YOUR ASSIGNMENT. Print each entry below precisely as shown.

MATERIAL FOR THIS TASK.

((

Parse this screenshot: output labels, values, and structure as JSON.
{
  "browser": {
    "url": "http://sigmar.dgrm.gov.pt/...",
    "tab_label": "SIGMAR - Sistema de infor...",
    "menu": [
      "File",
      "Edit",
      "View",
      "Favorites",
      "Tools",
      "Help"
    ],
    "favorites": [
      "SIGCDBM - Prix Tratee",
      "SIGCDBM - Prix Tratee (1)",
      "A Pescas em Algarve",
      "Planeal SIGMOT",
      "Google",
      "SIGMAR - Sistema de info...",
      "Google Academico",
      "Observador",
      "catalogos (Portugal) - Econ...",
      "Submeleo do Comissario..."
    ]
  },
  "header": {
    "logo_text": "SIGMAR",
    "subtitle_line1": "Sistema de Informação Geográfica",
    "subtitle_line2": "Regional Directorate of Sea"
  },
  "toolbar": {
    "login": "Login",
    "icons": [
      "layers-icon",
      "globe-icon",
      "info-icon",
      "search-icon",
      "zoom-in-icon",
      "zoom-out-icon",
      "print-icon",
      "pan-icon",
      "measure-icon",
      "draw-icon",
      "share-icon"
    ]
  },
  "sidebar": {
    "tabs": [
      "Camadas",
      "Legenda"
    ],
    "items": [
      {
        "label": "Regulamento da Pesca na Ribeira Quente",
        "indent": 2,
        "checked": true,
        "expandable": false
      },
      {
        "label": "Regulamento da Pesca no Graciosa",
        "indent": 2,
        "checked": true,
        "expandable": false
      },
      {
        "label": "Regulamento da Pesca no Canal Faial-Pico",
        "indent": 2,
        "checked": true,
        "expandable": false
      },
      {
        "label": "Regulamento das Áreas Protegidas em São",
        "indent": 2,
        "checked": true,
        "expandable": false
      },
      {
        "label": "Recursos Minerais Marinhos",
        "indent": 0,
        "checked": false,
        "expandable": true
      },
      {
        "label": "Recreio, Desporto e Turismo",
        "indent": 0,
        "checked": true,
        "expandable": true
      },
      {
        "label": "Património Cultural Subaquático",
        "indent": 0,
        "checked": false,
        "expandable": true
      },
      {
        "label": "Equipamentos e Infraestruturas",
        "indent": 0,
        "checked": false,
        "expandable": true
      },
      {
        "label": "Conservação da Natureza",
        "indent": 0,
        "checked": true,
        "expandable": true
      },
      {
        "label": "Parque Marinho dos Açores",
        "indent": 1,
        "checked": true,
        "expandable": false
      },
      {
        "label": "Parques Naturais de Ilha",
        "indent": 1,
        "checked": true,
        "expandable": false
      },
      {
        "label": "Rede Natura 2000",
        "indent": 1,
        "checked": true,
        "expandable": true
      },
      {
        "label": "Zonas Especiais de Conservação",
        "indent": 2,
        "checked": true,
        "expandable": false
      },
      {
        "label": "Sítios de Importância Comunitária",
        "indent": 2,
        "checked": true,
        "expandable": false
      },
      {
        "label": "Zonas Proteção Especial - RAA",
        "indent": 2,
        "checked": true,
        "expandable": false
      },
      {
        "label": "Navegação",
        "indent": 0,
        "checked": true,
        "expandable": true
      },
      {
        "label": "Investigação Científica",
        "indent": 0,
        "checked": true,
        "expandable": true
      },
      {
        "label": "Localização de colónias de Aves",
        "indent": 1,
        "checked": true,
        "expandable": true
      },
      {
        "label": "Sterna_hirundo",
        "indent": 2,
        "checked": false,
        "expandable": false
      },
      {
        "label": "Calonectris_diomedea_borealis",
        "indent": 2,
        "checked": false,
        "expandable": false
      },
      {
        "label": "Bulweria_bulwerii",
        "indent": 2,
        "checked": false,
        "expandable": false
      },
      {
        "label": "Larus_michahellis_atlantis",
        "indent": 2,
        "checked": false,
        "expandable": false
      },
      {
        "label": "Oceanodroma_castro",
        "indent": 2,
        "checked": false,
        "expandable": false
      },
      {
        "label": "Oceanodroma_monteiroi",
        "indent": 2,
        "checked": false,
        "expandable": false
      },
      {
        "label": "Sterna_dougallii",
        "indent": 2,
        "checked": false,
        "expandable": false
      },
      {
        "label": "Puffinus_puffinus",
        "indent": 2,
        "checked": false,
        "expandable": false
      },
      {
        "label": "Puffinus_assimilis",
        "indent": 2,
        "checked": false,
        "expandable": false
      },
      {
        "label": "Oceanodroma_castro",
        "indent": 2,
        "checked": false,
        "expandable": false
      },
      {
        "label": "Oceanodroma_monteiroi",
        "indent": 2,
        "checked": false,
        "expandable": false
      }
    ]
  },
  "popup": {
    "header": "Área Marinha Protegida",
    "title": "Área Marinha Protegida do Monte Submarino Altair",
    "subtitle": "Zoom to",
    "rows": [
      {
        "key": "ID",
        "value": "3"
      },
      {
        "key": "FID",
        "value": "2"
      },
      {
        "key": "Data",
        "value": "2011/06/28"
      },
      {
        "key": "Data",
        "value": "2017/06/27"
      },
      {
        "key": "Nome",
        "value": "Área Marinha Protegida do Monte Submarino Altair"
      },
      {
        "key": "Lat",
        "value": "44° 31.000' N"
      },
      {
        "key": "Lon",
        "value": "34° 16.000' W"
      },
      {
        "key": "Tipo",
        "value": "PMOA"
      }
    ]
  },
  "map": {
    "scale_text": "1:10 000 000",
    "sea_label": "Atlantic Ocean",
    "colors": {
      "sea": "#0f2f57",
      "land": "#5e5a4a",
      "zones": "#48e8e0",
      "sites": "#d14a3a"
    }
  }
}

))

RESPONSE.
Parse this screenshot: output labels, values, and structure as JSON.
{
  "browser": {
    "url": "http://sigmar.dgrm.gov.pt/...",
    "tab_label": "SIGMAR - Sistema de infor...",
    "menu": [
      "File",
      "Edit",
      "View",
      "Favorites",
      "Tools",
      "Help"
    ],
    "favorites": [
      "SIGCDBM - Prix Tratee",
      "SIGCDBM - Prix Tratee (1)",
      "A Pescas em Algarve",
      "Planeal SIGMOT",
      "Google",
      "SIGMAR - Sistema de info...",
      "Google Academico",
      "Observador",
      "catalogos (Portugal) - Econ...",
      "Submeleo do Comissario..."
    ]
  },
  "header": {
    "logo_text": "SIGMAR",
    "subtitle_line1": "Sistema de Informação Geográfica",
    "subtitle_line2": "Regional Directorate of Sea"
  },
  "toolbar": {
    "login": "Login",
    "icons": [
      "layers-icon",
      "globe-icon",
      "info-icon",
      "search-icon",
      "zoom-in-icon",
      "zoom-out-icon",
      "print-icon",
      "pan-icon",
      "measure-icon",
      "draw-icon",
      "share-icon"
    ]
  },
  "sidebar": {
    "tabs": [
      "Camadas",
      "Legenda"
    ],
    "items": [
      {
        "label": "Regulamento da Pesca na Ribeira Quente",
        "indent": 2,
        "checked": true,
        "expandable": false
      },
      {
        "label": "Regulamento da Pesca no Graciosa",
        "indent": 2,
        "checked": true,
        "expandable": false
      },
      {
        "label": "Regulamento da Pesca no Canal Faial-Pico",
        "indent": 2,
        "checked": true,
        "expandable": false
      },
      {
        "label": "Regulamento das Áreas Protegidas em São",
        "indent": 2,
        "checked": true,
        "expandable": false
      },
      {
        "label": "Recursos Minerais Marinhos",
        "indent": 0,
        "checked": false,
        "expandable": true
      },
      {
        "label": "Recreio, Desporto e Turismo",
        "indent": 0,
        "checked": true,
        "expandable": true
      },
      {
        "label": "Património Cultural Subaquático",
        "indent": 0,
        "checked": false,
        "expandable": true
      },
      {
        "label": "Equipamentos e Infraestruturas",
        "indent": 0,
        "checked": false,
        "expandable": true
      },
      {
        "label": "Conservação da Natureza",
        "indent": 0,
        "checked": true,
        "expandable": true
      },
      {
        "label": "Parque Marinho dos Açores",
        "indent": 1,
        "checked": true,
        "expandable": false
      },
      {
        "label": "Parques Naturais de Ilha",
        "indent": 1,
        "checked": true,
        "expandable": false
      },
      {
        "label": "Rede Natura 2000",
        "indent": 1,
        "checked": true,
        "expandable": true
      },
      {
        "label": "Zonas Especiais de Conservação",
        "indent": 2,
        "checked": true,
        "expandable": false
      },
      {
        "label": "Sítios de Importância Comunitária",
        "indent": 2,
        "checked": true,
        "expandable": false
      },
      {
        "label": "Zonas Proteção Especial - RAA",
        "indent": 2,
        "checked": true,
        "expandable": false
      },
      {
        "label": "Navegação",
        "indent": 0,
        "checked": true,
        "expandable": true
      },
      {
        "label": "Investigação Científica",
        "indent": 0,
        "checked": true,
        "expandable": true
      },
      {
        "label": "Localização de colónias de Aves",
        "indent": 1,
        "checked": true,
        "expandable": true
      },
      {
        "label": "Sterna_hirundo",
        "indent": 2,
        "checked": false,
        "expandable": false
      },
      {
        "label": "Calonectris_diomedea_borealis",
        "indent": 2,
        "checked": false,
        "expandable": false
      },
      {
        "label": "Bulweria_bulwerii",
        "indent": 2,
        "checked": false,
        "expandable": false
      },
      {
        "label": "Larus_michahellis_atlantis",
        "indent": 2,
        "checked": false,
        "expandable": false
      },
      {
        "label": "Oceanodroma_castro",
        "indent": 2,
        "checked": false,
        "expandable": false
      },
      {
        "label": "Oceanodroma_monteiroi",
        "indent": 2,
        "checked": false,
        "expandable": false
      },
      {
        "label": "Sterna_dougallii",
        "indent": 2,
        "checked": false,
        "expandable": false
      },
      {
        "label": "Puffinus_puffinus",
        "indent": 2,
        "checked": false,
        "expandable": false
      },
      {
        "label": "Puffinus_assimilis",
        "indent": 2,
        "checked": false,
        "expandable": false
      },
      {
        "label": "Oceanodroma_castro",
        "indent": 2,
        "checked": false,
        "expandable": false
      },
      {
        "label": "Oceanodroma_monteiroi",
        "indent": 2,
        "checked": false,
        "expandable": false
      }
    ]
  },
  "popup": {
    "header": "Área Marinha Protegida",
    "title": "Área Marinha Protegida do Monte Submarino Altair",
    "subtitle": "Zoom to",
    "rows": [
      {
        "key": "ID",
        "value": "3"
      },
      {
        "key": "FID",
        "value": "2"
      },
      {
        "key": "Data",
        "value": "2011/06/28"
      },
      {
        "key": "Data",
        "value": "2017/06/27"
      },
      {
        "key": "Nome",
        "value": "Área Marinha Protegida do Monte Submarino Altair"
      },
      {
        "key": "Lat",
        "value": "44° 31.000' N"
      },
      {
        "key": "Lon",
        "value": "34° 16.000' W"
      },
      {
        "key": "Tipo",
        "value": "PMOA"
      }
    ]
  },
  "map": {
    "scale_text": "1:10 000 000",
    "sea_label": "Atlantic Ocean",
    "colors": {
      "sea": "#0f2f57",
      "land": "#5e5a4a",
      "zones": "#48e8e0",
      "sites": "#d14a3a"
    }
  }
}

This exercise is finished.